Work task> Which of the lines in the data below contain the string "true"? Copy each of them.

(Source data begins)

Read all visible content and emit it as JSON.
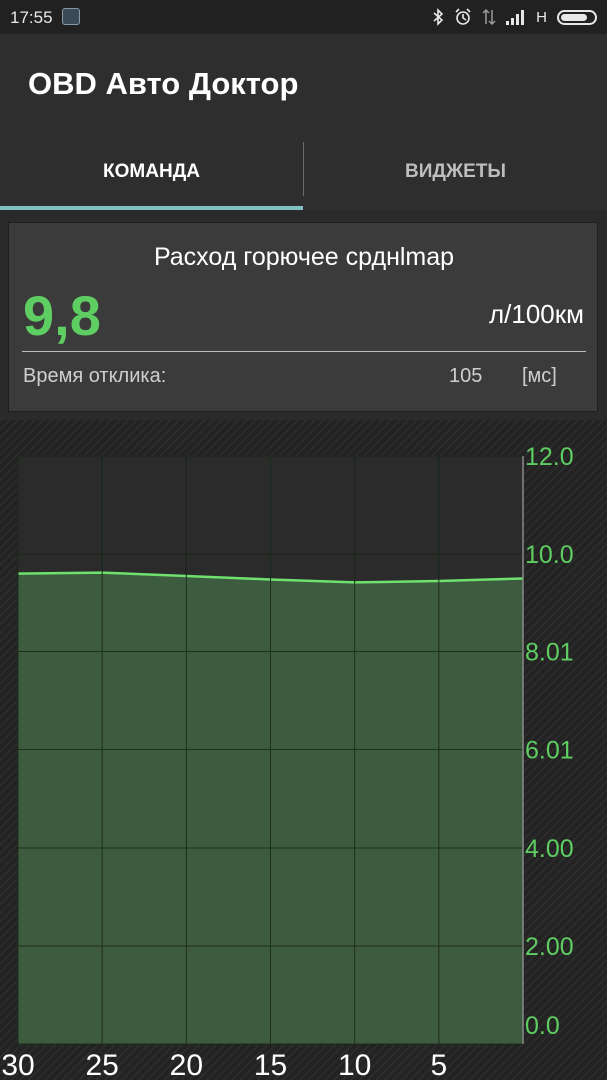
{
  "status_bar": {
    "time": "17:55",
    "network_label": "H",
    "icons": [
      "app-thumbnail-icon",
      "bluetooth-icon",
      "alarm-icon",
      "data-transfer-icon",
      "signal-icon",
      "battery-icon"
    ]
  },
  "app": {
    "title": "OBD Авто Доктор"
  },
  "tabs": [
    {
      "label": "КОМАНДА",
      "active": true
    },
    {
      "label": "ВИДЖЕТЫ",
      "active": false
    }
  ],
  "reading": {
    "title": "Расход горючее срднlmap",
    "value": "9,8",
    "unit": "л/100км",
    "response_label": "Время отклика:",
    "response_value": "105",
    "response_unit": "[мс]"
  },
  "colors": {
    "accent_green": "#5fce62",
    "tab_indicator": "#7fc1c4",
    "fill_green": "#3d5b3e",
    "line_green": "#6ee16e"
  },
  "chart_data": {
    "type": "area",
    "x": [
      30,
      25,
      20,
      15,
      10,
      5,
      0
    ],
    "x_tick_labels": [
      "30",
      "25",
      "20",
      "15",
      "10",
      "5"
    ],
    "values": [
      9.6,
      9.62,
      9.55,
      9.48,
      9.42,
      9.45,
      9.5
    ],
    "y_tick_labels": [
      "12.0",
      "10.0",
      "8.01",
      "6.01",
      "4.00",
      "2.00",
      "0.0"
    ],
    "y_ticks": [
      12.0,
      10.0,
      8.01,
      6.01,
      4.0,
      2.0,
      0.0
    ],
    "ylim": [
      0,
      12
    ],
    "xlim": [
      30,
      0
    ],
    "grid": true,
    "title": "",
    "xlabel": "",
    "ylabel": ""
  }
}
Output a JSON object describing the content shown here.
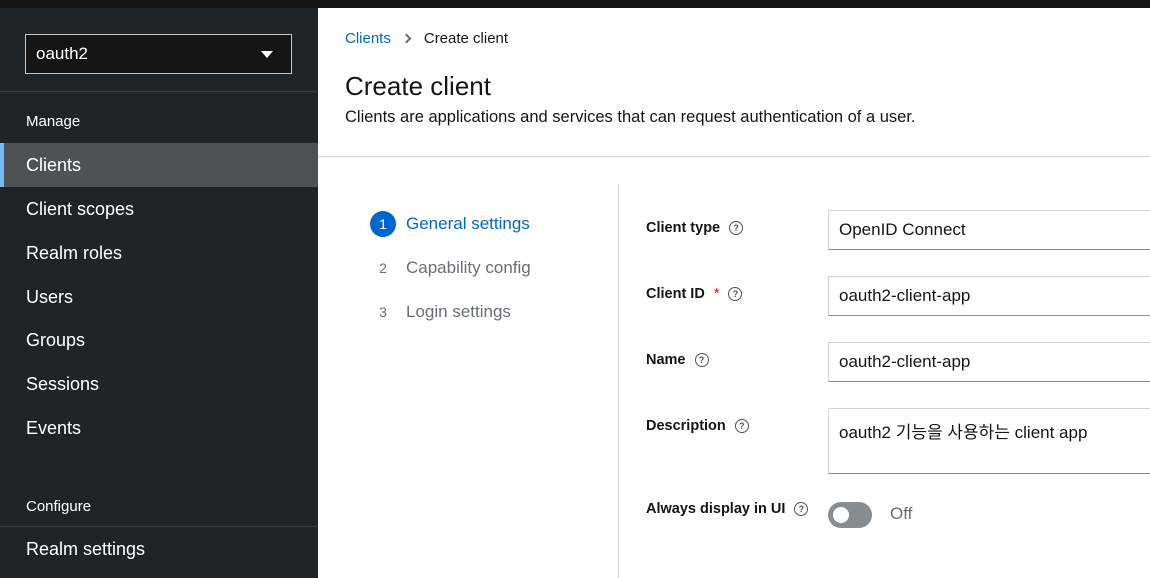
{
  "sidebar": {
    "realm_selector": {
      "value": "oauth2"
    },
    "sections": {
      "manage": "Manage",
      "configure": "Configure"
    },
    "items": [
      {
        "label": "Clients",
        "active": true
      },
      {
        "label": "Client scopes"
      },
      {
        "label": "Realm roles"
      },
      {
        "label": "Users"
      },
      {
        "label": "Groups"
      },
      {
        "label": "Sessions"
      },
      {
        "label": "Events"
      },
      {
        "label": "Realm settings"
      }
    ]
  },
  "breadcrumb": {
    "parent": "Clients",
    "current": "Create client"
  },
  "page": {
    "title": "Create client",
    "description": "Clients are applications and services that can request authentication of a user."
  },
  "wizard": {
    "steps": [
      {
        "number": "1",
        "label": "General settings",
        "current": true
      },
      {
        "number": "2",
        "label": "Capability config"
      },
      {
        "number": "3",
        "label": "Login settings"
      }
    ]
  },
  "form": {
    "client_type": {
      "label": "Client type",
      "value": "OpenID Connect"
    },
    "client_id": {
      "label": "Client ID",
      "required_mark": "*",
      "value": "oauth2-client-app"
    },
    "name": {
      "label": "Name",
      "value": "oauth2-client-app"
    },
    "description": {
      "label": "Description",
      "value": "oauth2 기능을 사용하는 client app"
    },
    "always_display": {
      "label": "Always display in UI",
      "state": "Off"
    },
    "help_glyph": "?"
  },
  "colors": {
    "sidebar_bg": "#212427",
    "active_nav_bg": "#4f5255",
    "active_nav_accent": "#73bcf7",
    "link_blue": "#0066cc",
    "required_red": "#c9190b"
  }
}
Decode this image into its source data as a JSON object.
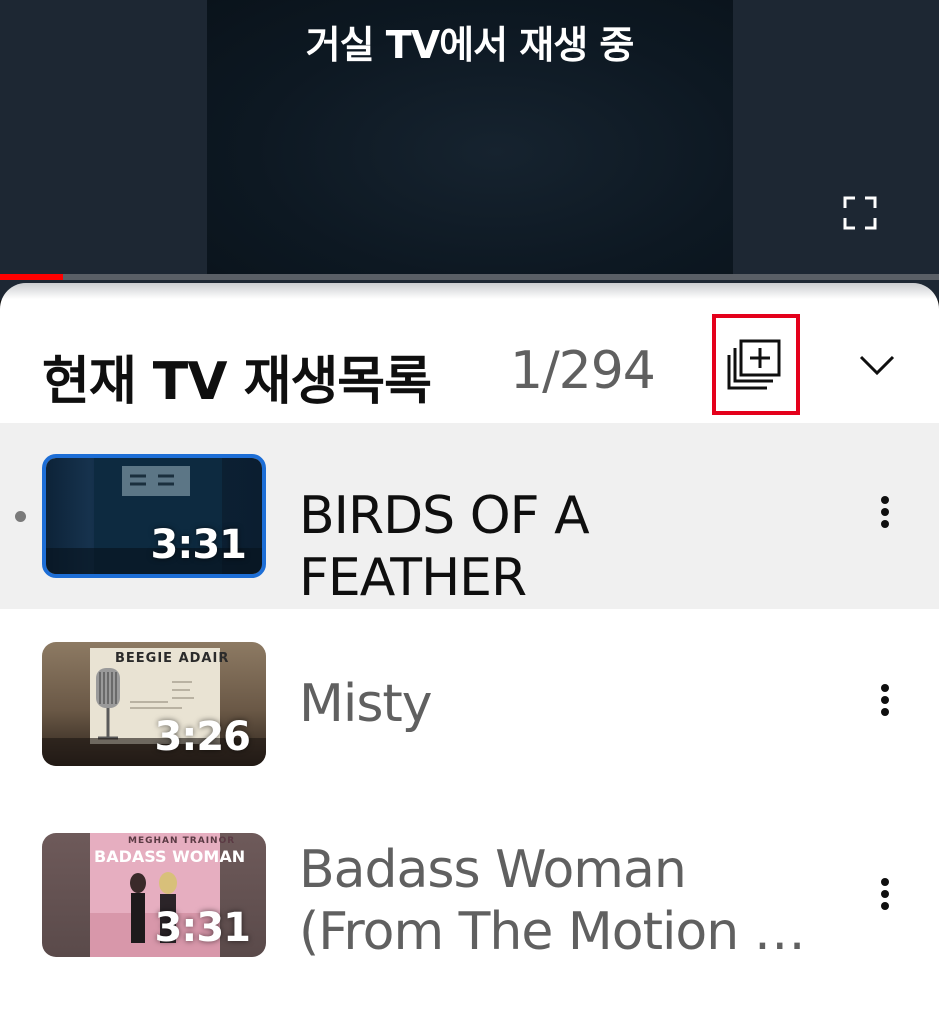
{
  "player": {
    "cast_status": "거실 TV에서 재생 중",
    "progress_fraction": 0.067
  },
  "queue": {
    "title": "현재 TV 재생목록",
    "position": "1/294",
    "items": [
      {
        "title": "BIRDS OF A FEATHER",
        "duration": "3:31",
        "now_playing": true
      },
      {
        "title": "Misty",
        "duration": "3:26",
        "now_playing": false
      },
      {
        "title": "Badass Woman (From The Motion …",
        "duration": "3:31",
        "now_playing": false
      }
    ]
  },
  "thumbnail_text": {
    "misty_artist": "BEEGIE ADAIR",
    "badass_artist": "MEGHAN TRAINOR",
    "badass_title": "BADASS WOMAN"
  },
  "colors": {
    "accent_red": "#ff0000",
    "highlight_border": "#e4001b",
    "selected_thumb_border": "#1d6ed6"
  },
  "icons": {
    "fullscreen": "fullscreen-icon",
    "save_playlist": "add-to-library-icon",
    "collapse": "chevron-down-icon",
    "more": "more-vertical-icon"
  }
}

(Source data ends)

Solution to this exercise>
      "active": true
    "grid": true,
        "active": true
        "current": true
        "now_playing": true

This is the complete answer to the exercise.